This is damaging to the car battery because automobile batteries aren’t meant for this type of use.

Instead, car batteries are supposed to offer a sudden burst of power for ignition.  They’re not made to offer prolonged power for electronics and other devices (that’s what a deep cycle lead acid battery could be for).   Using your car battery for a battery which powers electronics, rather than a battery that just gives you a burst of electricity for ignition, will damage the battery and significantly shorten it’s lifespan if it’s repeatedly utilized in this fashion.   So avoid operating any automobile accessories or electronics while the car is off.

Tip 3: Make sure the car battery is safe and has great battery cables.   The battery has to be secured at all times.  If a battery is jostling around it will be impaired and might short circuit.   This may ruin the battery and even cause damage to your car whilst creating a security risk.   The same could happen if you have bad battery cables (or they are not connected properly).  So check your cables and make sure they have a secure connection as well.

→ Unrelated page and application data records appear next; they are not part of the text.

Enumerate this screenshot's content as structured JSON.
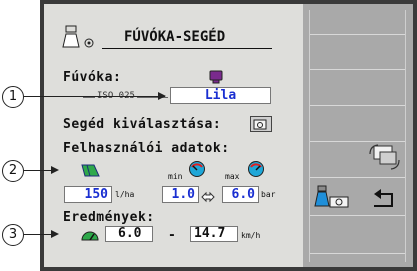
{
  "title": "FÚVÓKA-SEGÉD",
  "nozzle": {
    "label": "Fúvóka:",
    "iso": "ISO 025",
    "value": "Lila",
    "color": "#7a2a8e"
  },
  "helper_select": {
    "label": "Segéd kiválasztása:"
  },
  "user_data": {
    "label": "Felhasználói adatok:",
    "min_label": "min",
    "max_label": "max",
    "rate_value": "150",
    "rate_unit": "l/ha",
    "min_pressure": "1.0",
    "max_pressure": "6.0",
    "pressure_unit": "bar"
  },
  "results": {
    "label": "Eredmények:",
    "speed_min": "6.0",
    "separator": "-",
    "speed_max": "14.7",
    "speed_unit": "km/h"
  },
  "callouts": [
    "1",
    "2",
    "3"
  ],
  "icons": {
    "header": "nozzle-gear-icon",
    "nozzle_color": "nozzle-tip-icon",
    "helper": "helper-select-icon",
    "field": "field-area-icon",
    "gauge_min": "pressure-gauge-min-icon",
    "gauge_max": "pressure-gauge-max-icon",
    "swap": "swap-arrows-icon",
    "speedo": "speedometer-icon",
    "soft_swap": "swap-settings-icon",
    "soft_nozzle": "nozzle-settings-icon",
    "soft_back": "return-icon"
  },
  "colors": {
    "panel": "#dededb",
    "frame": "#3a3a3a",
    "softkey_bg": "#a9a9a9",
    "value_blue": "#1a2fd1"
  }
}
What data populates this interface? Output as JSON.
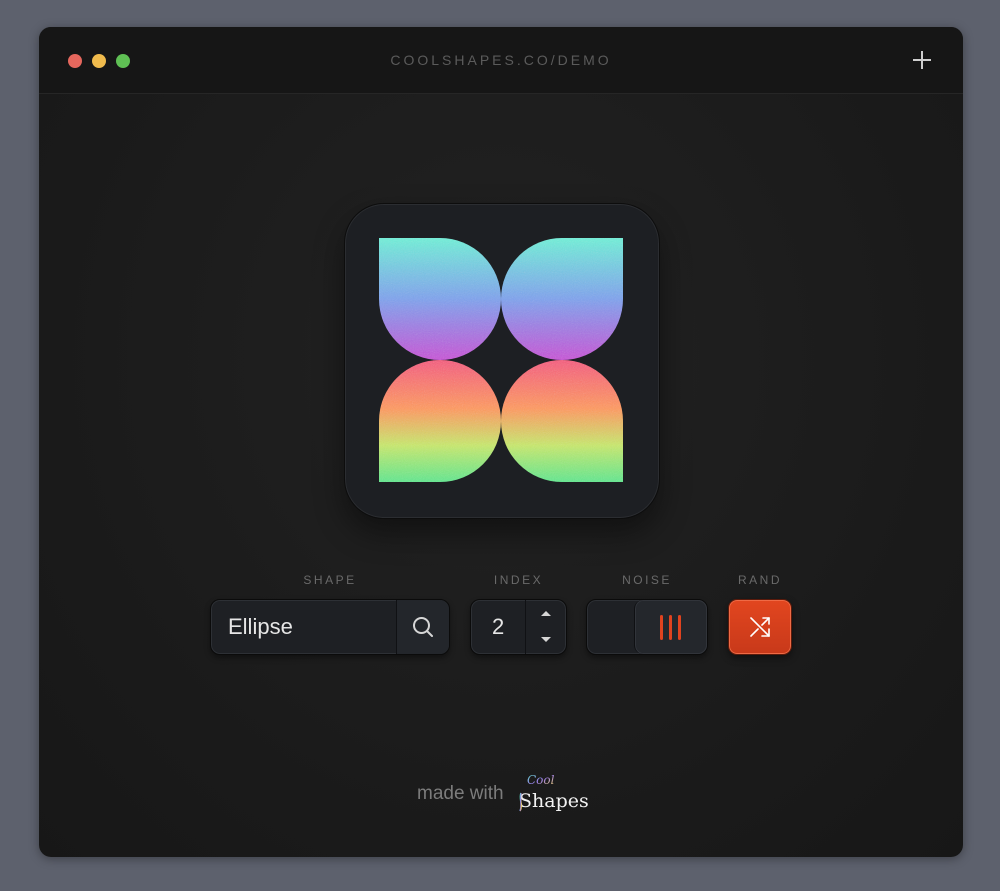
{
  "window": {
    "url": "COOLSHAPES.CO/DEMO",
    "new_tab_icon": "plus-icon"
  },
  "preview": {
    "shape_name": "Ellipse",
    "colors": {
      "teal": "#6ee7d7",
      "blue": "#7fa6ec",
      "magenta": "#c653d8",
      "coral": "#f25f79",
      "orange": "#ff9a5a",
      "lime": "#98f07a",
      "green": "#5be68d"
    }
  },
  "controls": {
    "shape": {
      "label": "SHAPE",
      "value": "Ellipse",
      "search_icon": "search-icon"
    },
    "index": {
      "label": "INDEX",
      "value": "2",
      "up_icon": "chevron-up-icon",
      "down_icon": "chevron-down-icon"
    },
    "noise": {
      "label": "NOISE",
      "enabled": true
    },
    "rand": {
      "label": "RAND",
      "icon": "shuffle-icon"
    }
  },
  "footer": {
    "made_with": "made with",
    "logo_cool": "Cool",
    "logo_shapes": "Shapes"
  },
  "accent": "#e0431f"
}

Tip 4: Insulate your car battery from extreme changes in temperature.  Protecting your car battery from large changes in temperature will help optimize the battery’s lifespan.   To do this you can use a car battery insulation kit.   Newer model cars already have these kits installed typically.  But if your car does not have one, you can easily install one yourself.   Just make sure it fits your car’s battery compartment.  Generally the companies selling these battery insulation kits will have a form on their site where you can place in your car model and year, and it’ll tell you if your battery will match their kit — like here (top of page).   These protective battery sleeves are usually made of plastic or an acid resistant, thermal resistant material.   These car battery insulation kits will insulate your battery and protect it while still allowing proper ventilation.

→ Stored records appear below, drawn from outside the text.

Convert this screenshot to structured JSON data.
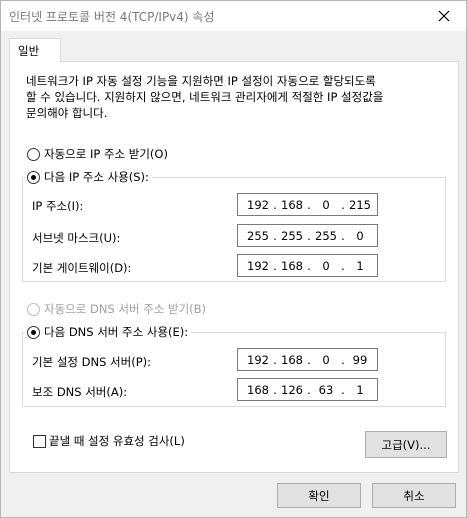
{
  "window": {
    "title": "인터넷 프로토콜 버전 4(TCP/IPv4) 속성"
  },
  "tabs": [
    {
      "label": "일반"
    }
  ],
  "description": "네트워크가 IP 자동 설정 기능을 지원하면 IP 설정이 자동으로 할당되도록\n할 수 있습니다. 지원하지 않으면, 네트워크 관리자에게 적절한 IP 설정값을\n문의해야 합니다.",
  "ip": {
    "auto_label": "자동으로 IP 주소 받기(O)",
    "manual_label": "다음 IP 주소 사용(S):",
    "address_label": "IP 주소(I):",
    "address": [
      "192",
      "168",
      "0",
      "215"
    ],
    "subnet_label": "서브넷 마스크(U):",
    "subnet": [
      "255",
      "255",
      "255",
      "0"
    ],
    "gateway_label": "기본 게이트웨이(D):",
    "gateway": [
      "192",
      "168",
      "0",
      "1"
    ]
  },
  "dns": {
    "auto_label": "자동으로 DNS 서버 주소 받기(B)",
    "manual_label": "다음 DNS 서버 주소 사용(E):",
    "preferred_label": "기본 설정 DNS 서버(P):",
    "preferred": [
      "192",
      "168",
      "0",
      "99"
    ],
    "alternate_label": "보조 DNS 서버(A):",
    "alternate": [
      "168",
      "126",
      "63",
      "1"
    ]
  },
  "validate_label": "끝낼 때 설정 유효성 검사(L)",
  "buttons": {
    "advanced": "고급(V)...",
    "ok": "확인",
    "cancel": "취소"
  }
}
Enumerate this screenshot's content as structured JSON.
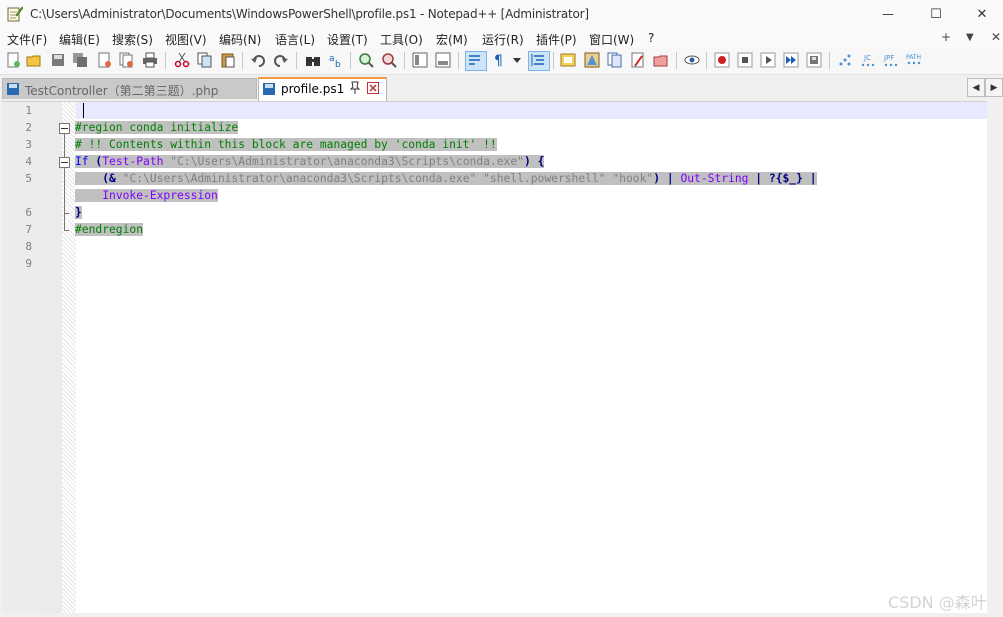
{
  "window": {
    "title": "C:\\Users\\Administrator\\Documents\\WindowsPowerShell\\profile.ps1 - Notepad++ [Administrator]",
    "minimize_glyph": "—",
    "maximize_glyph": "☐",
    "close_glyph": "✕"
  },
  "menu": {
    "items": [
      "文件(F)",
      "编辑(E)",
      "搜索(S)",
      "视图(V)",
      "编码(N)",
      "语言(L)",
      "设置(T)",
      "工具(O)",
      "宏(M)",
      "运行(R)",
      "插件(P)",
      "窗口(W)",
      "?"
    ],
    "right_plus": "+",
    "right_down": "▼",
    "right_close": "✕"
  },
  "toolbar": {
    "icons": [
      "new-file-icon",
      "open-file-icon",
      "save-icon",
      "save-all-icon",
      "close-icon",
      "close-all-icon",
      "print-icon",
      "cut-icon",
      "copy-icon",
      "paste-icon",
      "undo-icon",
      "redo-icon",
      "find-icon",
      "replace-icon",
      "zoom-in-icon",
      "zoom-out-icon",
      "sync-vertical-icon",
      "sync-horizontal-icon",
      "word-wrap-icon",
      "show-all-chars-icon",
      "indent-guide-icon",
      "doc-map-icon",
      "function-list-icon",
      "folder-workspace-icon",
      "doc-list-icon",
      "monitoring-icon",
      "record-macro-icon",
      "stop-record-icon",
      "play-macro-icon",
      "run-macro-multiple-icon",
      "save-macro-icon",
      "plugin-jstool-icon",
      "plugin-jc-icon",
      "plugin-jpf-icon",
      "plugin-path-icon"
    ]
  },
  "tabs": [
    {
      "label": "TestController（第二第三题）.php",
      "active": false
    },
    {
      "label": "profile.ps1",
      "active": true,
      "pin_glyph": "📌",
      "close_glyph": "✕"
    }
  ],
  "editor": {
    "line_numbers": [
      "1",
      "2",
      "3",
      "4",
      "5",
      "",
      "6",
      "7",
      "8",
      "9"
    ],
    "lines": [
      {
        "tokens": []
      },
      {
        "tokens": [
          {
            "t": "#region conda initialize",
            "c": "comment"
          }
        ]
      },
      {
        "tokens": [
          {
            "t": "# !! Contents within this block are managed by 'conda init' !!",
            "c": "comment"
          }
        ]
      },
      {
        "tokens": [
          {
            "t": "If",
            "c": "kw"
          },
          {
            "t": " ",
            "c": "plain"
          },
          {
            "t": "(",
            "c": "op"
          },
          {
            "t": "Test-Path",
            "c": "cmd"
          },
          {
            "t": " ",
            "c": "plain"
          },
          {
            "t": "\"C:\\Users\\Administrator\\anaconda3\\Scripts\\conda.exe\"",
            "c": "str"
          },
          {
            "t": ")",
            "c": "op"
          },
          {
            "t": " ",
            "c": "plain"
          },
          {
            "t": "{",
            "c": "op"
          }
        ]
      },
      {
        "tokens": [
          {
            "t": "    ",
            "c": "plain"
          },
          {
            "t": "(&",
            "c": "op"
          },
          {
            "t": " ",
            "c": "plain"
          },
          {
            "t": "\"C:\\Users\\Administrator\\anaconda3\\Scripts\\conda.exe\"",
            "c": "str"
          },
          {
            "t": " ",
            "c": "plain"
          },
          {
            "t": "\"shell.powershell\"",
            "c": "str"
          },
          {
            "t": " ",
            "c": "plain"
          },
          {
            "t": "\"hook\"",
            "c": "str"
          },
          {
            "t": ")",
            "c": "op"
          },
          {
            "t": " ",
            "c": "plain"
          },
          {
            "t": "|",
            "c": "op"
          },
          {
            "t": " ",
            "c": "plain"
          },
          {
            "t": "Out-String",
            "c": "cmd"
          },
          {
            "t": " ",
            "c": "plain"
          },
          {
            "t": "|",
            "c": "op"
          },
          {
            "t": " ",
            "c": "plain"
          },
          {
            "t": "?{$_}",
            "c": "var"
          },
          {
            "t": " ",
            "c": "plain"
          },
          {
            "t": "|",
            "c": "op"
          }
        ]
      },
      {
        "tokens": [
          {
            "t": "    ",
            "c": "plain"
          },
          {
            "t": "Invoke-Expression",
            "c": "cmd"
          }
        ]
      },
      {
        "tokens": [
          {
            "t": "}",
            "c": "op"
          }
        ]
      },
      {
        "tokens": [
          {
            "t": "#endregion",
            "c": "comment"
          }
        ]
      },
      {
        "tokens": []
      },
      {
        "tokens": []
      }
    ]
  },
  "watermark": "CSDN @森叶",
  "colors": {
    "comment": "#008000",
    "keyword": "#0000ff",
    "cmdlet": "#8000ff",
    "string": "#808080",
    "operator": "#000080",
    "selection": "#c0c0c0",
    "active_tab_accent": "#f39c3c"
  }
}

Tip 5: Fully charge your car battery at least once a week (use a car battery charger or interchange batteries if you have to).   Your car battery drains even when the car is off.  This happens because current is drawn from the battery by car accessories (lights, radio, etc.) or even the car computers.   This is the reason why people come home from long holidays and find their car battery dead.   But to avoid this, you can use either a car battery charger or a solar battery charger. 

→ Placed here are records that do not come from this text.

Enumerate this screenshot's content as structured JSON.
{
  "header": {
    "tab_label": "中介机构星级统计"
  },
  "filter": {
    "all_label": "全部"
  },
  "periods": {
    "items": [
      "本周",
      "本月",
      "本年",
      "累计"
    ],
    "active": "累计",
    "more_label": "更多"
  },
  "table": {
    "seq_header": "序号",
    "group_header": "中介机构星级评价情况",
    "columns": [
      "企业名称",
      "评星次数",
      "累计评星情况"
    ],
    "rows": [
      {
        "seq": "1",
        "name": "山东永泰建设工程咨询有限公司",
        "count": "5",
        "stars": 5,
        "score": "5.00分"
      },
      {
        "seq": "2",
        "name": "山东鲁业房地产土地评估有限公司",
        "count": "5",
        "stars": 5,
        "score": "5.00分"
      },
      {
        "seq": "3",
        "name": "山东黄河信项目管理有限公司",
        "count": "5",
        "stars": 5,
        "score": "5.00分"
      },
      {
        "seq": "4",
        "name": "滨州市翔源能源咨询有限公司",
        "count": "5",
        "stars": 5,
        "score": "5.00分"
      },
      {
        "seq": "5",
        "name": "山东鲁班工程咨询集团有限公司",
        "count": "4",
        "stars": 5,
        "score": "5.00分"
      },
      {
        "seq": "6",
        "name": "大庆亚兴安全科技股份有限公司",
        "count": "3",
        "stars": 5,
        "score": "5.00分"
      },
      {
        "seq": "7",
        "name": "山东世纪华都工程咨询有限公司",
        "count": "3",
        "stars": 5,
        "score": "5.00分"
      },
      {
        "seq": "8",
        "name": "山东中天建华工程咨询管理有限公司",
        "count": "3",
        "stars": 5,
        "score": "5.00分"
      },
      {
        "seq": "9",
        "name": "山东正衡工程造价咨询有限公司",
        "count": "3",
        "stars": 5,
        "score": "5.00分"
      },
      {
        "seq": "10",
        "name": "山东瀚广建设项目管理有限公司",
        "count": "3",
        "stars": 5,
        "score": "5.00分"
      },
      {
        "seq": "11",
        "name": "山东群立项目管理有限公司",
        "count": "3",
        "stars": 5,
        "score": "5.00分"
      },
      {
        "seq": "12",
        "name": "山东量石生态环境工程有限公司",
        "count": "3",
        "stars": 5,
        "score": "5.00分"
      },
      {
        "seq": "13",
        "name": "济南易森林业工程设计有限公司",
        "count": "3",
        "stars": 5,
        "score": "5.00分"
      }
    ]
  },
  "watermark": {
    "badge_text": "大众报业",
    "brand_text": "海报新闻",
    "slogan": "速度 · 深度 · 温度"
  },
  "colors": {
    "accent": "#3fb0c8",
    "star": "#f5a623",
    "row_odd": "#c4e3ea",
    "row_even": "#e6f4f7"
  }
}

Car battery chargers (regular or solar) will keep the optimum charge level of your car battery when the vehicle is not in use.   They do this by providing enough electricity for the car accessories and car computer, so that they do not continuously draw current from the vehicle battery when the vehicle is off.   They’re also useful if you go on plenty of short car trips (like to work and back each day) and never give your battery a chance to fully recharge.  Repeatedly doing this can dramatically enhance your battery’s life — unless you use a car battery charger or interchange batteries, leaving one at home to fully charge.   The main thing to remember with this tip is…be sure you fully charge your car battery at least once a week because it’ll greatly increase the life span of your battery.  Do this using a charger, interchanging batteries…or just going on a car ride long enough to recharge the battery.

Tip 6: Check your vehicle battery’s water level.   Most car batteries indicate if there is a need for water.   So check the car battery water level indicator regularly and if water is required, refill the battery with distilled water (and that is important, ONLY use distilled water to refill your vehicle battery).

Tip 7: Do NOT overcharge your car battery.   Never overcharge your car battery. Lead-acid batteries release hydrogen and oxygen gases when they are overcharged.   This causes two problems:

  1. It can be explosive.

Tip 8: Assess your vehicle’s alternator.   If you’re doing everything we’ve recommended in this article but your car batteries are dying early, you’ll want to look at your vehicle’s alternator (or find a mechanic to check it).   If your alternator is bad it will results in ineffective recharging of your battery and dramatically shorten your battery’s lifespan.